In 1834, the city of Rio de Janeiro was elevated to Imperial capital of the Empire of Brazil, but it was not part of any Brazilian province, having special status as the so-called Neutral Municipality (Portuguese: Município Neutro). The surrounding Province of Rio de Janeiro (which did not include the city) had its capital city in Niterói. When Brazil became a republic in 1889, the city of Rio de Janeiro remained the national capital and it was located in the Federal District (Portuguese: Distrito Federal), while the surrounding homonymous province became a state, still with Niterói as its capital.
Throughout its 15-year existence, Guanabara was a unique state in many ways. Comprising only one city (albeit a large one), Guanabara was the smallest Brazilian state by land. It also had the peculiarity of being the only Brazilian state that was not divided into municipalities.
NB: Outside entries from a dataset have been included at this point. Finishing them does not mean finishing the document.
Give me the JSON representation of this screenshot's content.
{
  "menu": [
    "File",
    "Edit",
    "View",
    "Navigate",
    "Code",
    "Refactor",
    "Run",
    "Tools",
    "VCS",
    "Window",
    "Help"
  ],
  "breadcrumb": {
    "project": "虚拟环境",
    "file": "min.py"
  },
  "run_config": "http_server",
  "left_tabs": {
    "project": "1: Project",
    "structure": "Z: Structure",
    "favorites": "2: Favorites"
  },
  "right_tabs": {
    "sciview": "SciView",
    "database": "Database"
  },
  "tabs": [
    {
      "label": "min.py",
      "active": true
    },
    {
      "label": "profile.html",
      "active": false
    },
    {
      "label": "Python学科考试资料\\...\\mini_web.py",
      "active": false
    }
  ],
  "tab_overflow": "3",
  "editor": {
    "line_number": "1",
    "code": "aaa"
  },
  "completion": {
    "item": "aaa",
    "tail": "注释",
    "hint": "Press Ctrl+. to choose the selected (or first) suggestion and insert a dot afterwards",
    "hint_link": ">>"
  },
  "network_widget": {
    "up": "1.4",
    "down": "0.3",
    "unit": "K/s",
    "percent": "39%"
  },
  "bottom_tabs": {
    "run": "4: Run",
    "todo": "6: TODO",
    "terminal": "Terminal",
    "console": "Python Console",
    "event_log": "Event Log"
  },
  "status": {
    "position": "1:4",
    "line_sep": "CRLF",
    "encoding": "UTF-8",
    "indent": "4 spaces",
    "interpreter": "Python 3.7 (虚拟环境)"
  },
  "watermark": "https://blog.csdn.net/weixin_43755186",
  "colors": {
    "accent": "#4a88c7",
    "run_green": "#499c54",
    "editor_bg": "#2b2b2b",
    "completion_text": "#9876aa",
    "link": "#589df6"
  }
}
Although for some practical purposes, it was sometimes counted as having one single municipality, and Rio de Janeiro was officially named its capital, there was no mayor, municipal legislature or any other municipal government institution there, as the city of Rio de Janeiro was directly administered by the state government. On the other hand, that also meant that the Guanabara state government had some functions that were normally assigned to municipalities elsewhere, such as regulating urban zoning, inspecting the safety of buildings, or issuing licenses for commercial venues, for example.
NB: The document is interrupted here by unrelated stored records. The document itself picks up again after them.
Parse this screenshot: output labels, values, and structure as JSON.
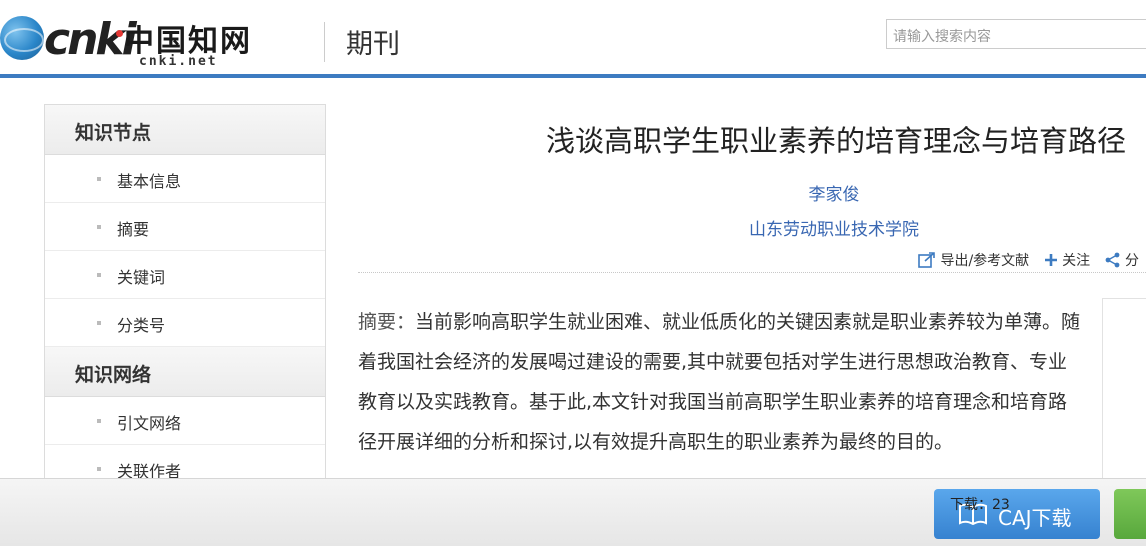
{
  "header": {
    "logo_text": "cnki",
    "logo_cn": "中国知网",
    "logo_domain": "cnki.net",
    "section_title": "期刊",
    "search_placeholder": "请输入搜索内容"
  },
  "sidebar": {
    "groups": [
      {
        "heading": "知识节点",
        "items": [
          "基本信息",
          "摘要",
          "关键词",
          "分类号"
        ]
      },
      {
        "heading": "知识网络",
        "items": [
          "引文网络",
          "关联作者"
        ]
      }
    ]
  },
  "article": {
    "title": "浅谈高职学生职业素养的培育理念与培育路径",
    "author": "李家俊",
    "institution": "山东劳动职业技术学院",
    "abstract_label": "摘要：",
    "abstract_text": "当前影响高职学生就业困难、就业低质化的关键因素就是职业素养较为单薄。随着我国社会经济的发展喝过建设的需要,其中就要包括对学生进行思想政治教育、专业教育以及实践教育。基于此,本文针对我国当前高职学生职业素养的培育理念和培育路径开展详细的分析和探讨,以有效提升高职生的职业素养为最终的目的。"
  },
  "actions": {
    "export_label": "导出/参考文献",
    "follow_label": "关注",
    "share_label": "分"
  },
  "bottom": {
    "download_count_label": "下载：23",
    "caj_button_label": "CAJ下载"
  },
  "colors": {
    "accent": "#3d7bc1",
    "link": "#3967b2",
    "caj_button": "#4a95e0"
  }
}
All the characteristics disappeared in 1975, when the state of Guanabara merged into the state of Rio de Janeiro. With the merge, the capital of the state of Rio de Janeiro was transferred back from city of Niterói to city of Rio de Janeiro, as it was until 1834 when the empire created the Neutral Municipality.
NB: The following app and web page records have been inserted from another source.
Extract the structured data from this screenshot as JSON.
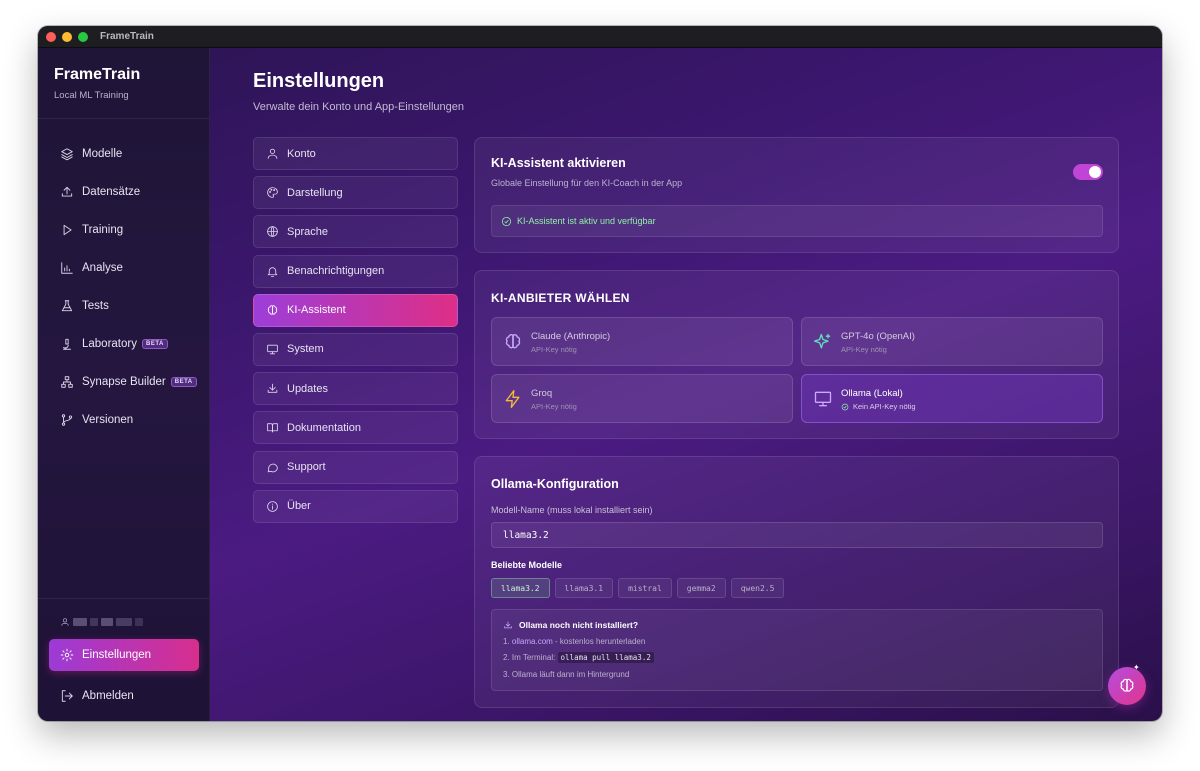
{
  "window": {
    "title": "FrameTrain"
  },
  "sidebar": {
    "brand": "FrameTrain",
    "subtitle": "Local ML Training",
    "items": [
      {
        "label": "Modelle",
        "icon": "layers-icon"
      },
      {
        "label": "Datensätze",
        "icon": "upload-icon"
      },
      {
        "label": "Training",
        "icon": "play-icon"
      },
      {
        "label": "Analyse",
        "icon": "bar-chart-icon"
      },
      {
        "label": "Tests",
        "icon": "flask-icon"
      },
      {
        "label": "Laboratory",
        "icon": "microscope-icon",
        "badge": "BETA"
      },
      {
        "label": "Synapse Builder",
        "icon": "network-icon",
        "badge": "BETA"
      },
      {
        "label": "Versionen",
        "icon": "git-branch-icon"
      }
    ],
    "settings_label": "Einstellungen",
    "logout_label": "Abmelden"
  },
  "page": {
    "title": "Einstellungen",
    "subtitle": "Verwalte dein Konto und App-Einstellungen"
  },
  "settings_menu": [
    {
      "label": "Konto",
      "icon": "user-icon"
    },
    {
      "label": "Darstellung",
      "icon": "palette-icon"
    },
    {
      "label": "Sprache",
      "icon": "globe-icon"
    },
    {
      "label": "Benachrichtigungen",
      "icon": "bell-icon"
    },
    {
      "label": "KI-Assistent",
      "icon": "brain-icon",
      "active": true
    },
    {
      "label": "System",
      "icon": "monitor-icon"
    },
    {
      "label": "Updates",
      "icon": "download-icon"
    },
    {
      "label": "Dokumentation",
      "icon": "book-icon"
    },
    {
      "label": "Support",
      "icon": "chat-icon"
    },
    {
      "label": "Über",
      "icon": "info-icon"
    }
  ],
  "assistant": {
    "title": "KI-Assistent aktivieren",
    "subtitle": "Globale Einstellung für den KI-Coach in der App",
    "enabled": true,
    "status": "KI-Assistent ist aktiv und verfügbar"
  },
  "providers": {
    "title": "KI-ANBIETER WÄHLEN",
    "items": [
      {
        "name": "Claude (Anthropic)",
        "note": "API-Key nötig",
        "icon": "brain-icon",
        "color": "#c9a8ff"
      },
      {
        "name": "GPT-4o (OpenAI)",
        "note": "API-Key nötig",
        "icon": "sparkle-icon",
        "color": "#5fe0c0"
      },
      {
        "name": "Groq",
        "note": "API-Key nötig",
        "icon": "lightning-icon",
        "color": "#f5b93a"
      },
      {
        "name": "Ollama (Lokal)",
        "note": "Kein API-Key nötig",
        "icon": "monitor-icon",
        "color": "#c9a8ff",
        "selected": true
      }
    ]
  },
  "ollama": {
    "title": "Ollama-Konfiguration",
    "model_label": "Modell-Name (muss lokal installiert sein)",
    "model_value": "llama3.2",
    "popular_label": "Beliebte Modelle",
    "models": [
      "llama3.2",
      "llama3.1",
      "mistral",
      "gemma2",
      "qwen2.5"
    ],
    "help_title": "Ollama noch nicht installiert?",
    "help_1_prefix": "1. ",
    "help_1_link": "ollama.com",
    "help_1_rest": " - kostenlos herunterladen",
    "help_2_prefix": "2. Im Terminal: ",
    "help_2_code": "ollama pull llama3.2",
    "help_3": "3. Ollama läuft dann im Hintergrund"
  },
  "colors": {
    "accent_start": "#9b3bd6",
    "accent_end": "#d82e8e",
    "success": "#8ff0a4"
  }
}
In gubernatorial elections held on 3 October 1965, Francisco Negrão de Lima, a candidate supported by a coalition formed by PTB and PSD and a close associate of former President Juscelino Kubitschek, won the race to be the state's governor, garnering 52% of the votes cast.
- Franco, Paulo (2014). Diversity - The Brazilian Essence: Knowing Brazil By the Culture of Their People. pp. 47–49. Retrieved 3 January 2018.
- DK Eyewitness Travel Guide Brazil (First American Edition, 2007 ed.). p. 92. Retrieved 3 January 2018.
- Museum of Tomorrow (PDF). p. 47. Retrieved 3 January 2018.
Of the indigenous tribes that lived along its banks, there are now only reports, a few middens and the original Tupi-Guarani names that continue to identify the geographical features and places along its shores, starting with its own name, Guanabara, or “bosom of the sea”...
- Alves, Maria Helena Moreira (1985). State and Opposition in Military Brazil. The University of Texas Press. Retrieved 3 January 2018.